Assigned task
Exact copy, no pictures: output all the records that follow.

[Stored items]
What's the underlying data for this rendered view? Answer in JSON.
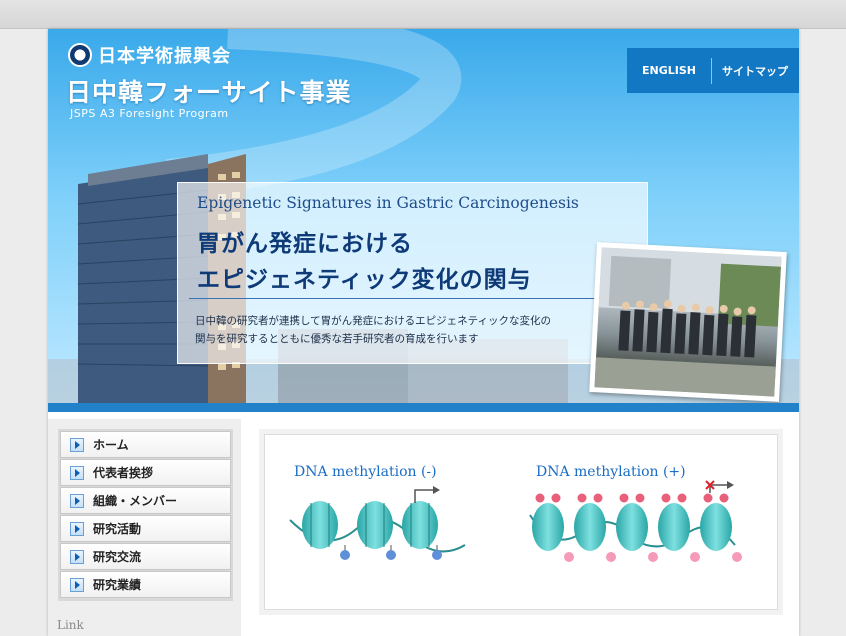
{
  "header": {
    "org_name": "日本学術振興会",
    "site_title": "日中韓フォーサイト事業",
    "site_subtitle": "JSPS A3 Foresight Program",
    "nav": [
      "ENGLISH",
      "サイトマップ"
    ]
  },
  "hero": {
    "title_en": "Epigenetic Signatures in Gastric Carcinogenesis",
    "title_jp_line1": "胃がん発症における",
    "title_jp_line2": "エピジェネティック変化の関与",
    "description_line1": "日中韓の研究者が連携して胃がん発症におけるエピジェネティックな変化の",
    "description_line2": "関与を研究するとともに優秀な若手研究者の育成を行います"
  },
  "sidebar": {
    "menu": [
      {
        "label": "ホーム"
      },
      {
        "label": "代表者挨拶"
      },
      {
        "label": "組織・メンバー"
      },
      {
        "label": "研究活動"
      },
      {
        "label": "研究交流"
      },
      {
        "label": "研究業績"
      }
    ],
    "link_heading": "Link"
  },
  "main": {
    "figure_left_label": "DNA methylation (-)",
    "figure_right_label": "DNA methylation (+)"
  },
  "colors": {
    "hero_blue": "#39a9ea",
    "nav_blue": "#1278c4",
    "title_navy": "#0e3a78",
    "nucleosome": "#4fc8c8",
    "methyl_red": "#e8607a",
    "unmethyl_blue": "#5f8fd8"
  }
}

Expected answer
What's the underlying data for this rendered view? Answer in JSON.
{
  "header": {
    "org_name": "日本学術振興会",
    "site_title": "日中韓フォーサイト事業",
    "site_subtitle": "JSPS A3 Foresight Program",
    "nav": [
      "ENGLISH",
      "サイトマップ"
    ]
  },
  "hero": {
    "title_en": "Epigenetic Signatures in Gastric Carcinogenesis",
    "title_jp_line1": "胃がん発症における",
    "title_jp_line2": "エピジェネティック変化の関与",
    "description_line1": "日中韓の研究者が連携して胃がん発症におけるエピジェネティックな変化の",
    "description_line2": "関与を研究するとともに優秀な若手研究者の育成を行います"
  },
  "sidebar": {
    "menu": [
      {
        "label": "ホーム"
      },
      {
        "label": "代表者挨拶"
      },
      {
        "label": "組織・メンバー"
      },
      {
        "label": "研究活動"
      },
      {
        "label": "研究交流"
      },
      {
        "label": "研究業績"
      }
    ],
    "link_heading": "Link"
  },
  "main": {
    "figure_left_label": "DNA methylation (-)",
    "figure_right_label": "DNA methylation (+)"
  },
  "colors": {
    "hero_blue": "#39a9ea",
    "nav_blue": "#1278c4",
    "title_navy": "#0e3a78",
    "nucleosome": "#4fc8c8",
    "methyl_red": "#e8607a",
    "unmethyl_blue": "#5f8fd8"
  }
}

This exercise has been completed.